■ THE RECORDS:
*** Begin section ***
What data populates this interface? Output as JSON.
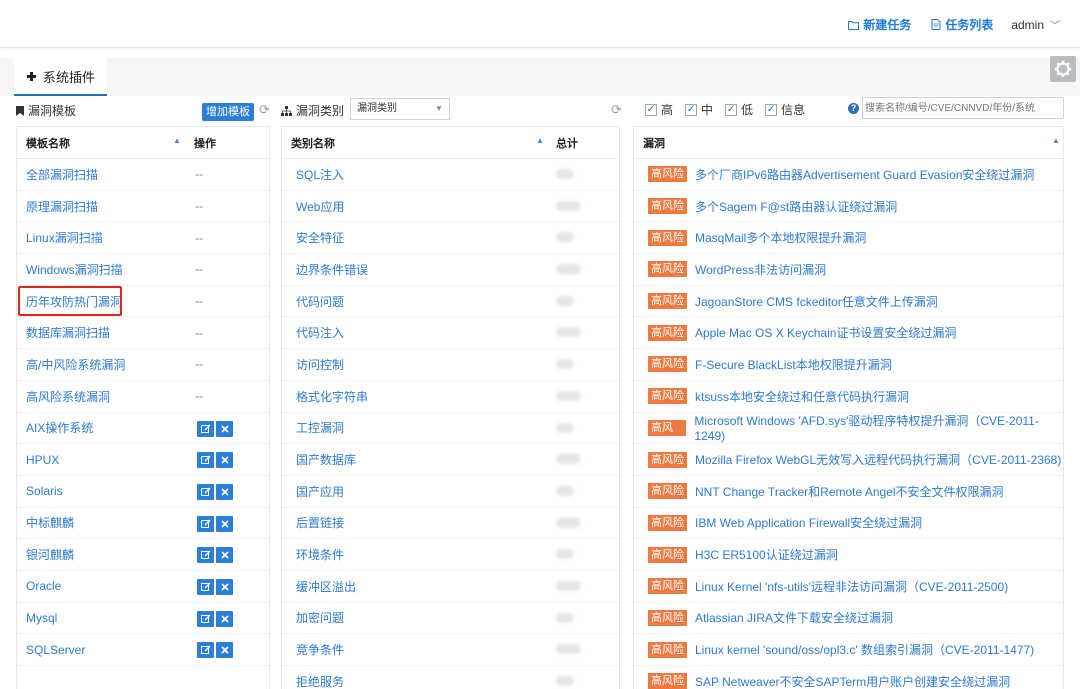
{
  "header": {
    "new_task": "新建任务",
    "task_list": "任务列表",
    "user": "admin"
  },
  "tab": {
    "label": "系统插件"
  },
  "templates": {
    "title": "漏洞模板",
    "add_button": "增加模板",
    "col_name": "模板名称",
    "col_ops": "操作",
    "rows": [
      {
        "name": "全部漏洞扫描",
        "op": "--"
      },
      {
        "name": "原理漏洞扫描",
        "op": "--"
      },
      {
        "name": "Linux漏洞扫描",
        "op": "--"
      },
      {
        "name": "Windows漏洞扫描",
        "op": "--"
      },
      {
        "name": "历年攻防热门漏洞",
        "op": "--"
      },
      {
        "name": "数据库漏洞扫描",
        "op": "--"
      },
      {
        "name": "高/中风险系统漏洞",
        "op": "--"
      },
      {
        "name": "高风险系统漏洞",
        "op": "--"
      },
      {
        "name": "AIX操作系统",
        "op": ""
      },
      {
        "name": "HPUX",
        "op": ""
      },
      {
        "name": "Solaris",
        "op": ""
      },
      {
        "name": "中标麒麟",
        "op": ""
      },
      {
        "name": "银河麒麟",
        "op": ""
      },
      {
        "name": "Oracle",
        "op": ""
      },
      {
        "name": "Mysql",
        "op": ""
      },
      {
        "name": "SQLServer",
        "op": ""
      }
    ]
  },
  "categories": {
    "title": "漏洞类别",
    "select_value": "漏洞类别",
    "col_name": "类别名称",
    "col_total": "总计",
    "rows": [
      {
        "name": "SQL注入"
      },
      {
        "name": "Web应用"
      },
      {
        "name": "安全特征"
      },
      {
        "name": "边界条件错误"
      },
      {
        "name": "代码问题"
      },
      {
        "name": "代码注入"
      },
      {
        "name": "访问控制"
      },
      {
        "name": "格式化字符串"
      },
      {
        "name": "工控漏洞"
      },
      {
        "name": "国产数据库"
      },
      {
        "name": "国产应用"
      },
      {
        "name": "后置链接"
      },
      {
        "name": "环境条件"
      },
      {
        "name": "缓冲区溢出"
      },
      {
        "name": "加密问题"
      },
      {
        "name": "竞争条件"
      },
      {
        "name": "拒绝服务"
      }
    ]
  },
  "filters": {
    "high": "高",
    "medium": "中",
    "low": "低",
    "info": "信息",
    "search_placeholder": "搜索名称/编号/CVE/CNNVD/年份/系统"
  },
  "vulns": {
    "col_name": "漏洞",
    "badge": "高风险",
    "rows": [
      {
        "name": "多个厂商IPv6路由器Advertisement Guard Evasion安全绕过漏洞"
      },
      {
        "name": "多个Sagem F@st路由器认证绕过漏洞"
      },
      {
        "name": "MasqMail多个本地权限提升漏洞"
      },
      {
        "name": "WordPress非法访问漏洞"
      },
      {
        "name": "JagoanStore CMS fckeditor任意文件上传漏洞"
      },
      {
        "name": "Apple Mac OS X Keychain证书设置安全绕过漏洞"
      },
      {
        "name": "F-Secure BlackList本地权限提升漏洞"
      },
      {
        "name": "ktsuss本地安全绕过和任意代码执行漏洞"
      },
      {
        "name": "Microsoft Windows 'AFD.sys'驱动程序特权提升漏洞（CVE-2011-1249)"
      },
      {
        "name": "Mozilla Firefox WebGL无效写入远程代码执行漏洞（CVE-2011-2368)"
      },
      {
        "name": "NNT Change Tracker和Remote Angel不安全文件权限漏洞"
      },
      {
        "name": "IBM Web Application Firewall安全绕过漏洞"
      },
      {
        "name": "H3C ER5100认证绕过漏洞"
      },
      {
        "name": "Linux Kernel 'nfs-utils'远程非法访问漏洞（CVE-2011-2500)"
      },
      {
        "name": "Atlassian JIRA文件下载安全绕过漏洞"
      },
      {
        "name": "Linux kernel 'sound/oss/opl3.c' 数组索引漏洞（CVE-2011-1477)"
      },
      {
        "name": "SAP Netweaver不安全SAPTerm用户账户创建安全绕过漏洞"
      }
    ]
  },
  "colors": {
    "accent": "#2b7fd9",
    "badge": "#ee7a42",
    "highlight": "#e0241e"
  }
}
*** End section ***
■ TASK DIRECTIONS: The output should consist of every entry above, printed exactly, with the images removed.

■ SOLUTION BELOW:
What data populates this interface? Output as JSON.
{
  "header": {
    "new_task": "新建任务",
    "task_list": "任务列表",
    "user": "admin"
  },
  "tab": {
    "label": "系统插件"
  },
  "templates": {
    "title": "漏洞模板",
    "add_button": "增加模板",
    "col_name": "模板名称",
    "col_ops": "操作",
    "rows": [
      {
        "name": "全部漏洞扫描",
        "op": "--"
      },
      {
        "name": "原理漏洞扫描",
        "op": "--"
      },
      {
        "name": "Linux漏洞扫描",
        "op": "--"
      },
      {
        "name": "Windows漏洞扫描",
        "op": "--"
      },
      {
        "name": "历年攻防热门漏洞",
        "op": "--"
      },
      {
        "name": "数据库漏洞扫描",
        "op": "--"
      },
      {
        "name": "高/中风险系统漏洞",
        "op": "--"
      },
      {
        "name": "高风险系统漏洞",
        "op": "--"
      },
      {
        "name": "AIX操作系统",
        "op": ""
      },
      {
        "name": "HPUX",
        "op": ""
      },
      {
        "name": "Solaris",
        "op": ""
      },
      {
        "name": "中标麒麟",
        "op": ""
      },
      {
        "name": "银河麒麟",
        "op": ""
      },
      {
        "name": "Oracle",
        "op": ""
      },
      {
        "name": "Mysql",
        "op": ""
      },
      {
        "name": "SQLServer",
        "op": ""
      }
    ]
  },
  "categories": {
    "title": "漏洞类别",
    "select_value": "漏洞类别",
    "col_name": "类别名称",
    "col_total": "总计",
    "rows": [
      {
        "name": "SQL注入"
      },
      {
        "name": "Web应用"
      },
      {
        "name": "安全特征"
      },
      {
        "name": "边界条件错误"
      },
      {
        "name": "代码问题"
      },
      {
        "name": "代码注入"
      },
      {
        "name": "访问控制"
      },
      {
        "name": "格式化字符串"
      },
      {
        "name": "工控漏洞"
      },
      {
        "name": "国产数据库"
      },
      {
        "name": "国产应用"
      },
      {
        "name": "后置链接"
      },
      {
        "name": "环境条件"
      },
      {
        "name": "缓冲区溢出"
      },
      {
        "name": "加密问题"
      },
      {
        "name": "竞争条件"
      },
      {
        "name": "拒绝服务"
      }
    ]
  },
  "filters": {
    "high": "高",
    "medium": "中",
    "low": "低",
    "info": "信息",
    "search_placeholder": "搜索名称/编号/CVE/CNNVD/年份/系统"
  },
  "vulns": {
    "col_name": "漏洞",
    "badge": "高风险",
    "rows": [
      {
        "name": "多个厂商IPv6路由器Advertisement Guard Evasion安全绕过漏洞"
      },
      {
        "name": "多个Sagem F@st路由器认证绕过漏洞"
      },
      {
        "name": "MasqMail多个本地权限提升漏洞"
      },
      {
        "name": "WordPress非法访问漏洞"
      },
      {
        "name": "JagoanStore CMS fckeditor任意文件上传漏洞"
      },
      {
        "name": "Apple Mac OS X Keychain证书设置安全绕过漏洞"
      },
      {
        "name": "F-Secure BlackList本地权限提升漏洞"
      },
      {
        "name": "ktsuss本地安全绕过和任意代码执行漏洞"
      },
      {
        "name": "Microsoft Windows 'AFD.sys'驱动程序特权提升漏洞（CVE-2011-1249)"
      },
      {
        "name": "Mozilla Firefox WebGL无效写入远程代码执行漏洞（CVE-2011-2368)"
      },
      {
        "name": "NNT Change Tracker和Remote Angel不安全文件权限漏洞"
      },
      {
        "name": "IBM Web Application Firewall安全绕过漏洞"
      },
      {
        "name": "H3C ER5100认证绕过漏洞"
      },
      {
        "name": "Linux Kernel 'nfs-utils'远程非法访问漏洞（CVE-2011-2500)"
      },
      {
        "name": "Atlassian JIRA文件下载安全绕过漏洞"
      },
      {
        "name": "Linux kernel 'sound/oss/opl3.c' 数组索引漏洞（CVE-2011-1477)"
      },
      {
        "name": "SAP Netweaver不安全SAPTerm用户账户创建安全绕过漏洞"
      }
    ]
  },
  "colors": {
    "accent": "#2b7fd9",
    "badge": "#ee7a42",
    "highlight": "#e0241e"
  }
}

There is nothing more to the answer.